● Instructions for the task: Each line of the material below needs to be returned exactly as written.

● Recorded information:
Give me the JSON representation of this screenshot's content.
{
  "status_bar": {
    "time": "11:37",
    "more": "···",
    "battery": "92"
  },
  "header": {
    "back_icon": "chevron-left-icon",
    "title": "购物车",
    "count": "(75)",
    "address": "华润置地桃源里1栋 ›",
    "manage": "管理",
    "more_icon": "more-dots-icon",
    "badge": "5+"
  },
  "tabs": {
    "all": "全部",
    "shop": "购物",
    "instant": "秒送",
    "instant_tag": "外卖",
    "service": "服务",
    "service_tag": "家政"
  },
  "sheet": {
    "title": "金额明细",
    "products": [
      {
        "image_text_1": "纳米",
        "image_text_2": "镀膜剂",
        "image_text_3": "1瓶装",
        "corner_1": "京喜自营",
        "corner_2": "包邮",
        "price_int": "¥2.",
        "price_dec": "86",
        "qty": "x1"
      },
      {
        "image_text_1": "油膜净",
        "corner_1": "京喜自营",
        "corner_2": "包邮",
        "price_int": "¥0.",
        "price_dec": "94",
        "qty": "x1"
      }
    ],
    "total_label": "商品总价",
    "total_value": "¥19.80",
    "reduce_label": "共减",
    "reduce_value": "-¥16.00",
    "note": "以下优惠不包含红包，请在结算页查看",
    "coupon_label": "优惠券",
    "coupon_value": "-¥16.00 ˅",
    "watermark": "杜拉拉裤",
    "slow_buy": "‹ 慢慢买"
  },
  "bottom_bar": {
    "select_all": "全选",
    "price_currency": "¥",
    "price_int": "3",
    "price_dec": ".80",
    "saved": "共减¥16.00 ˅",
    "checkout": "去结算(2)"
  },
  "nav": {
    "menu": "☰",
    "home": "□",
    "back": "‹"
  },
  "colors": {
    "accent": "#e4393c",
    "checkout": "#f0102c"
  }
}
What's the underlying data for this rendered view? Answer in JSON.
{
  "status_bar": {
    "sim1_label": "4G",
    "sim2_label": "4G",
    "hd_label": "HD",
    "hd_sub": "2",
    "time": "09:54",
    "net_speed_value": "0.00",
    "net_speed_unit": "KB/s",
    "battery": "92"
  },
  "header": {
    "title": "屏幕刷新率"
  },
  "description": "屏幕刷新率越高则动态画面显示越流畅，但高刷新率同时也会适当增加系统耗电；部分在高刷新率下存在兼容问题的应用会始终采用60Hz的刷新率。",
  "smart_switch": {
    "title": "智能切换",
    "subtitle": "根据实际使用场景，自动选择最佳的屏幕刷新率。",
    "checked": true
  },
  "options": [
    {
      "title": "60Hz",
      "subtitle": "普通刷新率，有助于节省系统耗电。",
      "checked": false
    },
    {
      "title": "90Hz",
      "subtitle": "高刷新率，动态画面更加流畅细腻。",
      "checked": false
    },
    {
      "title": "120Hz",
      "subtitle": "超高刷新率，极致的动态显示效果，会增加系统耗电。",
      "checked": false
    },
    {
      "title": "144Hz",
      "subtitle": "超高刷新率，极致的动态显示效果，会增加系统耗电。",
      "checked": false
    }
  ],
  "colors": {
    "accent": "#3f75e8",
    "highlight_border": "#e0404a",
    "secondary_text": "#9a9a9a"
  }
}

● Answer space:
Give me the JSON representation of this screenshot's content.
{
  "status_bar": {
    "time": "11:37",
    "more": "···",
    "battery": "92"
  },
  "header": {
    "back_icon": "chevron-left-icon",
    "title": "购物车",
    "count": "(75)",
    "address": "华润置地桃源里1栋 ›",
    "manage": "管理",
    "more_icon": "more-dots-icon",
    "badge": "5+"
  },
  "tabs": {
    "all": "全部",
    "shop": "购物",
    "instant": "秒送",
    "instant_tag": "外卖",
    "service": "服务",
    "service_tag": "家政"
  },
  "sheet": {
    "title": "金额明细",
    "products": [
      {
        "image_text_1": "纳米",
        "image_text_2": "镀膜剂",
        "image_text_3": "1瓶装",
        "corner_1": "京喜自营",
        "corner_2": "包邮",
        "price_int": "¥2.",
        "price_dec": "86",
        "qty": "x1"
      },
      {
        "image_text_1": "油膜净",
        "corner_1": "京喜自营",
        "corner_2": "包邮",
        "price_int": "¥0.",
        "price_dec": "94",
        "qty": "x1"
      }
    ],
    "total_label": "商品总价",
    "total_value": "¥19.80",
    "reduce_label": "共减",
    "reduce_value": "-¥16.00",
    "note": "以下优惠不包含红包，请在结算页查看",
    "coupon_label": "优惠券",
    "coupon_value": "-¥16.00 ˅",
    "watermark": "杜拉拉裤",
    "slow_buy": "‹ 慢慢买"
  },
  "bottom_bar": {
    "select_all": "全选",
    "price_currency": "¥",
    "price_int": "3",
    "price_dec": ".80",
    "saved": "共减¥16.00 ˅",
    "checkout": "去结算(2)"
  },
  "nav": {
    "menu": "☰",
    "home": "□",
    "back": "‹"
  },
  "colors": {
    "accent": "#e4393c",
    "checkout": "#f0102c"
  }
}
What's the underlying data for this rendered view? Answer in JSON.
{
  "status_bar": {
    "sim1_label": "4G",
    "sim2_label": "4G",
    "hd_label": "HD",
    "hd_sub": "2",
    "time": "09:54",
    "net_speed_value": "0.00",
    "net_speed_unit": "KB/s",
    "battery": "92"
  },
  "header": {
    "title": "屏幕刷新率"
  },
  "description": "屏幕刷新率越高则动态画面显示越流畅，但高刷新率同时也会适当增加系统耗电；部分在高刷新率下存在兼容问题的应用会始终采用60Hz的刷新率。",
  "smart_switch": {
    "title": "智能切换",
    "subtitle": "根据实际使用场景，自动选择最佳的屏幕刷新率。",
    "checked": true
  },
  "options": [
    {
      "title": "60Hz",
      "subtitle": "普通刷新率，有助于节省系统耗电。",
      "checked": false
    },
    {
      "title": "90Hz",
      "subtitle": "高刷新率，动态画面更加流畅细腻。",
      "checked": false
    },
    {
      "title": "120Hz",
      "subtitle": "超高刷新率，极致的动态显示效果，会增加系统耗电。",
      "checked": false
    },
    {
      "title": "144Hz",
      "subtitle": "超高刷新率，极致的动态显示效果，会增加系统耗电。",
      "checked": false
    }
  ],
  "colors": {
    "accent": "#3f75e8",
    "highlight_border": "#e0404a",
    "secondary_text": "#9a9a9a"
  }
}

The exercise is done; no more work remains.